(Dataset rows describing interfaces)

------------------------------------------------------------------------

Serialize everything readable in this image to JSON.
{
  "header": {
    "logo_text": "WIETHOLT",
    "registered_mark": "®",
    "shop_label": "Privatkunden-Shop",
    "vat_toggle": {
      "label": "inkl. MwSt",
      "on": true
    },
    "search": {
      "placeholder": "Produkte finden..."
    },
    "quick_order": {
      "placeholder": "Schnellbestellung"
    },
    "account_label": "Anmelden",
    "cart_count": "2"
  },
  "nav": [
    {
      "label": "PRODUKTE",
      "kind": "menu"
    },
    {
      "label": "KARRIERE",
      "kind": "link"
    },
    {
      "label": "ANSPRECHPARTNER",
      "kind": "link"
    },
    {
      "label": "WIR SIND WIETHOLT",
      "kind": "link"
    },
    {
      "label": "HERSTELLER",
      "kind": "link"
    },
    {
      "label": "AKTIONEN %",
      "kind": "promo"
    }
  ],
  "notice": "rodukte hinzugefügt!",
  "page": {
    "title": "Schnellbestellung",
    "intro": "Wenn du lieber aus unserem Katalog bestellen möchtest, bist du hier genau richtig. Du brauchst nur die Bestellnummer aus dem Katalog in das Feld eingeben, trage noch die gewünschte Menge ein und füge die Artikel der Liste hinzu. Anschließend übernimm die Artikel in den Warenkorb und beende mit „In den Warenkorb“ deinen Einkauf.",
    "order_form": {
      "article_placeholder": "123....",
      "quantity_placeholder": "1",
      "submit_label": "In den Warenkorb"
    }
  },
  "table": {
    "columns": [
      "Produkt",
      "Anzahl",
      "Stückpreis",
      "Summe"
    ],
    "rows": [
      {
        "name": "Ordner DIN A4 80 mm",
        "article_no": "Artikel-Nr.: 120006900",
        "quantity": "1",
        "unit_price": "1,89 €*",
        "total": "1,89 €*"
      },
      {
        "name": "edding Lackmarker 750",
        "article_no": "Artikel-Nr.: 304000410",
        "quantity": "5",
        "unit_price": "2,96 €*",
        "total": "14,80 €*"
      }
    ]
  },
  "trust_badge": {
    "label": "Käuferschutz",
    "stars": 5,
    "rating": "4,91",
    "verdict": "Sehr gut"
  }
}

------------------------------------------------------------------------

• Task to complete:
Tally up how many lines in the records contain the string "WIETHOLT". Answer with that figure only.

• Answer to this task:
2